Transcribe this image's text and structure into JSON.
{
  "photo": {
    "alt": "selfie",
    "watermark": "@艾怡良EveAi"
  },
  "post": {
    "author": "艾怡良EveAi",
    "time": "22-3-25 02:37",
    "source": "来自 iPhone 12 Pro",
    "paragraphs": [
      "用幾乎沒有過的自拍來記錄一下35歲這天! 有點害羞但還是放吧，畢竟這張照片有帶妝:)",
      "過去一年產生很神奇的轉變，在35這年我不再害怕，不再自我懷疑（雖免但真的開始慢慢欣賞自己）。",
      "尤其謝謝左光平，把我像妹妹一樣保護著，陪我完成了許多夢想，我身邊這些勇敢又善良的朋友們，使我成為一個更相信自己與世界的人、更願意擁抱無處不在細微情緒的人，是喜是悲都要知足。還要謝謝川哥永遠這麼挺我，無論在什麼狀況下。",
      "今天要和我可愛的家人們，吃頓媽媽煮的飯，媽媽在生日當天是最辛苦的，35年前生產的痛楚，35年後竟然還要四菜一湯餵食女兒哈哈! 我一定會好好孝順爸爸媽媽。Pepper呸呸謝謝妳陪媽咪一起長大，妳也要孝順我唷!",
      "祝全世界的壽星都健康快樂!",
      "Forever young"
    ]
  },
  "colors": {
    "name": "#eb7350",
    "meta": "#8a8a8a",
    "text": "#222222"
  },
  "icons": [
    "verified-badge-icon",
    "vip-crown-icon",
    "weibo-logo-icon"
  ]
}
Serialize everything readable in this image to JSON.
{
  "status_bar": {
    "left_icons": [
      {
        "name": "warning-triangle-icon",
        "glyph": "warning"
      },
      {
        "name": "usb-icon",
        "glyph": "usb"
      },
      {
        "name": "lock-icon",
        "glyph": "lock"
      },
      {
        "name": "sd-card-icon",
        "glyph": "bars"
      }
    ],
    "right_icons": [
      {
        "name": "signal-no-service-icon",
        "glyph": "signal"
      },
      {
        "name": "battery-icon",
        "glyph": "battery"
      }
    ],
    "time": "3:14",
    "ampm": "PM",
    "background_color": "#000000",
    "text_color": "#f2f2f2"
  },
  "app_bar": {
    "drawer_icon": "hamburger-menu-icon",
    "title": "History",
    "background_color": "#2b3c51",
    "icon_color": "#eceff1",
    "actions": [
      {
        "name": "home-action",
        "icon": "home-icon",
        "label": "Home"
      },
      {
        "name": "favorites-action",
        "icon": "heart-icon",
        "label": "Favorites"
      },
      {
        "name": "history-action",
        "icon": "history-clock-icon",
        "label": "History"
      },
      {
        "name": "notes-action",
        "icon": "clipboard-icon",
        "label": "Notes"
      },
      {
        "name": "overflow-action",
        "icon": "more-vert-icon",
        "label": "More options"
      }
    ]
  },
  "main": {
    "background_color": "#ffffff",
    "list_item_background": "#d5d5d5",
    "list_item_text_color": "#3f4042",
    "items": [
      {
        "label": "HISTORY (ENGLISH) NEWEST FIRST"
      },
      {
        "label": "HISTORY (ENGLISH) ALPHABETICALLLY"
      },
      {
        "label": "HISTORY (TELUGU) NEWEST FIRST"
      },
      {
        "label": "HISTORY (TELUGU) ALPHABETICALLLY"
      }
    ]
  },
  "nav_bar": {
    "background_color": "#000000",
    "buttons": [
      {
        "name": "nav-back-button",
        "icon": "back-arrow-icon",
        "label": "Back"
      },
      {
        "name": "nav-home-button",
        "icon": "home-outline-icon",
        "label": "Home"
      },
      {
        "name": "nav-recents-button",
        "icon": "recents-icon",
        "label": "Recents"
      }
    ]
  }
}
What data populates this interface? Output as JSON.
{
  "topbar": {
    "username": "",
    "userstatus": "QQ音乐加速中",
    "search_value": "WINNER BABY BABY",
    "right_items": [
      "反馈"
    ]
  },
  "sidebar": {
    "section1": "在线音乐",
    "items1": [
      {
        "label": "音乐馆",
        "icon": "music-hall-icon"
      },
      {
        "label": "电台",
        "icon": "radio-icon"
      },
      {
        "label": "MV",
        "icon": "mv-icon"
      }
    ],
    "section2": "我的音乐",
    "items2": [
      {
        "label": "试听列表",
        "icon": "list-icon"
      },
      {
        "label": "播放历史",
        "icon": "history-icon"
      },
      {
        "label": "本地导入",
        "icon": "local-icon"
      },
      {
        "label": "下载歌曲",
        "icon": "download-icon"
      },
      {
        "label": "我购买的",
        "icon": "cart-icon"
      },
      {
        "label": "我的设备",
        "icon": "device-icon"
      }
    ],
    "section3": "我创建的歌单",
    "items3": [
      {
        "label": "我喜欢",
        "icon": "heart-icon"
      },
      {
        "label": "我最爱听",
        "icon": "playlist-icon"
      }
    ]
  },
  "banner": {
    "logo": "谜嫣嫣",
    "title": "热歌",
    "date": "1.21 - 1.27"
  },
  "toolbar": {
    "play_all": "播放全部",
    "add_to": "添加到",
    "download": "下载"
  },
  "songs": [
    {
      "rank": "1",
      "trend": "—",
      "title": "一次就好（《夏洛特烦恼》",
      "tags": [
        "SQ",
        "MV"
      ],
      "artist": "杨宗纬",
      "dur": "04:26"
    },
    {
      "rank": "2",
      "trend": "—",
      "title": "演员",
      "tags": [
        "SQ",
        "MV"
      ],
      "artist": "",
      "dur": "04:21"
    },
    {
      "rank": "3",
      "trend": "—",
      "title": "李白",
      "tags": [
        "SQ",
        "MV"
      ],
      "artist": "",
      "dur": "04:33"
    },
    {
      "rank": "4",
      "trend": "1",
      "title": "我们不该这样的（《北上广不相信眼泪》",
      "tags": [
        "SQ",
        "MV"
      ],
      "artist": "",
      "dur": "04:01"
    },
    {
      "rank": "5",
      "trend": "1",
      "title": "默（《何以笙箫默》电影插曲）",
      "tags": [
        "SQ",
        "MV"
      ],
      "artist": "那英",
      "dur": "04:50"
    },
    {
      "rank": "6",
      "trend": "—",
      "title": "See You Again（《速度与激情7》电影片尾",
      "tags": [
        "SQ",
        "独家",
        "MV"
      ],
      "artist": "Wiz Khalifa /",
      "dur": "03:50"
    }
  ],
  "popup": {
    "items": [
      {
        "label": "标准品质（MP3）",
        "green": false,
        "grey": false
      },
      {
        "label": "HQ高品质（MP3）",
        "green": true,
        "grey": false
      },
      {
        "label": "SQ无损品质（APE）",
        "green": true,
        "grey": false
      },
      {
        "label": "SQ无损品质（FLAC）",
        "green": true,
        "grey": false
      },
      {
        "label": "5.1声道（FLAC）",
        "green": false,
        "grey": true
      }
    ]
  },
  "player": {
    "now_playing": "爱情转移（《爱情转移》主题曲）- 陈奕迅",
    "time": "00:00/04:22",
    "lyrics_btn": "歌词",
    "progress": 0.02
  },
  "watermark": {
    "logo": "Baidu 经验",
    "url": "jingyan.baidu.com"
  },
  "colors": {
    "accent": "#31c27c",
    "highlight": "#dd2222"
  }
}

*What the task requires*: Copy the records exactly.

*Response for this exercise*:
Transcribe this image's text and structure into JSON.
{
  "photo": {
    "alt": "selfie",
    "watermark": "@艾怡良EveAi"
  },
  "post": {
    "author": "艾怡良EveAi",
    "time": "22-3-25 02:37",
    "source": "来自 iPhone 12 Pro",
    "paragraphs": [
      "用幾乎沒有過的自拍來記錄一下35歲這天! 有點害羞但還是放吧，畢竟這張照片有帶妝:)",
      "過去一年產生很神奇的轉變，在35這年我不再害怕，不再自我懷疑（雖免但真的開始慢慢欣賞自己）。",
      "尤其謝謝左光平，把我像妹妹一樣保護著，陪我完成了許多夢想，我身邊這些勇敢又善良的朋友們，使我成為一個更相信自己與世界的人、更願意擁抱無處不在細微情緒的人，是喜是悲都要知足。還要謝謝川哥永遠這麼挺我，無論在什麼狀況下。",
      "今天要和我可愛的家人們，吃頓媽媽煮的飯，媽媽在生日當天是最辛苦的，35年前生產的痛楚，35年後竟然還要四菜一湯餵食女兒哈哈! 我一定會好好孝順爸爸媽媽。Pepper呸呸謝謝妳陪媽咪一起長大，妳也要孝順我唷!",
      "祝全世界的壽星都健康快樂!",
      "Forever young"
    ]
  },
  "colors": {
    "name": "#eb7350",
    "meta": "#8a8a8a",
    "text": "#222222"
  },
  "icons": [
    "verified-badge-icon",
    "vip-crown-icon",
    "weibo-logo-icon"
  ]
}
Serialize everything readable in this image to JSON.
{
  "status_bar": {
    "left_icons": [
      {
        "name": "warning-triangle-icon",
        "glyph": "warning"
      },
      {
        "name": "usb-icon",
        "glyph": "usb"
      },
      {
        "name": "lock-icon",
        "glyph": "lock"
      },
      {
        "name": "sd-card-icon",
        "glyph": "bars"
      }
    ],
    "right_icons": [
      {
        "name": "signal-no-service-icon",
        "glyph": "signal"
      },
      {
        "name": "battery-icon",
        "glyph": "battery"
      }
    ],
    "time": "3:14",
    "ampm": "PM",
    "background_color": "#000000",
    "text_color": "#f2f2f2"
  },
  "app_bar": {
    "drawer_icon": "hamburger-menu-icon",
    "title": "History",
    "background_color": "#2b3c51",
    "icon_color": "#eceff1",
    "actions": [
      {
        "name": "home-action",
        "icon": "home-icon",
        "label": "Home"
      },
      {
        "name": "favorites-action",
        "icon": "heart-icon",
        "label": "Favorites"
      },
      {
        "name": "history-action",
        "icon": "history-clock-icon",
        "label": "History"
      },
      {
        "name": "notes-action",
        "icon": "clipboard-icon",
        "label": "Notes"
      },
      {
        "name": "overflow-action",
        "icon": "more-vert-icon",
        "label": "More options"
      }
    ]
  },
  "main": {
    "background_color": "#ffffff",
    "list_item_background": "#d5d5d5",
    "list_item_text_color": "#3f4042",
    "items": [
      {
        "label": "HISTORY (ENGLISH) NEWEST FIRST"
      },
      {
        "label": "HISTORY (ENGLISH) ALPHABETICALLLY"
      },
      {
        "label": "HISTORY (TELUGU) NEWEST FIRST"
      },
      {
        "label": "HISTORY (TELUGU) ALPHABETICALLLY"
      }
    ]
  },
  "nav_bar": {
    "background_color": "#000000",
    "buttons": [
      {
        "name": "nav-back-button",
        "icon": "back-arrow-icon",
        "label": "Back"
      },
      {
        "name": "nav-home-button",
        "icon": "home-outline-icon",
        "label": "Home"
      },
      {
        "name": "nav-recents-button",
        "icon": "recents-icon",
        "label": "Recents"
      }
    ]
  }
}
What data populates this interface? Output as JSON.
{
  "topbar": {
    "username": "",
    "userstatus": "QQ音乐加速中",
    "search_value": "WINNER BABY BABY",
    "right_items": [
      "反馈"
    ]
  },
  "sidebar": {
    "section1": "在线音乐",
    "items1": [
      {
        "label": "音乐馆",
        "icon": "music-hall-icon"
      },
      {
        "label": "电台",
        "icon": "radio-icon"
      },
      {
        "label": "MV",
        "icon": "mv-icon"
      }
    ],
    "section2": "我的音乐",
    "items2": [
      {
        "label": "试听列表",
        "icon": "list-icon"
      },
      {
        "label": "播放历史",
        "icon": "history-icon"
      },
      {
        "label": "本地导入",
        "icon": "local-icon"
      },
      {
        "label": "下载歌曲",
        "icon": "download-icon"
      },
      {
        "label": "我购买的",
        "icon": "cart-icon"
      },
      {
        "label": "我的设备",
        "icon": "device-icon"
      }
    ],
    "section3": "我创建的歌单",
    "items3": [
      {
        "label": "我喜欢",
        "icon": "heart-icon"
      },
      {
        "label": "我最爱听",
        "icon": "playlist-icon"
      }
    ]
  },
  "banner": {
    "logo": "谜嫣嫣",
    "title": "热歌",
    "date": "1.21 - 1.27"
  },
  "toolbar": {
    "play_all": "播放全部",
    "add_to": "添加到",
    "download": "下载"
  },
  "songs": [
    {
      "rank": "1",
      "trend": "—",
      "title": "一次就好（《夏洛特烦恼》",
      "tags": [
        "SQ",
        "MV"
      ],
      "artist": "杨宗纬",
      "dur": "04:26"
    },
    {
      "rank": "2",
      "trend": "—",
      "title": "演员",
      "tags": [
        "SQ",
        "MV"
      ],
      "artist": "",
      "dur": "04:21"
    },
    {
      "rank": "3",
      "trend": "—",
      "title": "李白",
      "tags": [
        "SQ",
        "MV"
      ],
      "artist": "",
      "dur": "04:33"
    },
    {
      "rank": "4",
      "trend": "1",
      "title": "我们不该这样的（《北上广不相信眼泪》",
      "tags": [
        "SQ",
        "MV"
      ],
      "artist": "",
      "dur": "04:01"
    },
    {
      "rank": "5",
      "trend": "1",
      "title": "默（《何以笙箫默》电影插曲）",
      "tags": [
        "SQ",
        "MV"
      ],
      "artist": "那英",
      "dur": "04:50"
    },
    {
      "rank": "6",
      "trend": "—",
      "title": "See You Again（《速度与激情7》电影片尾",
      "tags": [
        "SQ",
        "独家",
        "MV"
      ],
      "artist": "Wiz Khalifa /",
      "dur": "03:50"
    }
  ],
  "popup": {
    "items": [
      {
        "label": "标准品质（MP3）",
        "green": false,
        "grey": false
      },
      {
        "label": "HQ高品质（MP3）",
        "green": true,
        "grey": false
      },
      {
        "label": "SQ无损品质（APE）",
        "green": true,
        "grey": false
      },
      {
        "label": "SQ无损品质（FLAC）",
        "green": true,
        "grey": false
      },
      {
        "label": "5.1声道（FLAC）",
        "green": false,
        "grey": true
      }
    ]
  },
  "player": {
    "now_playing": "爱情转移（《爱情转移》主题曲）- 陈奕迅",
    "time": "00:00/04:22",
    "lyrics_btn": "歌词",
    "progress": 0.02
  },
  "watermark": {
    "logo": "Baidu 经验",
    "url": "jingyan.baidu.com"
  },
  "colors": {
    "accent": "#31c27c",
    "highlight": "#dd2222"
  }
}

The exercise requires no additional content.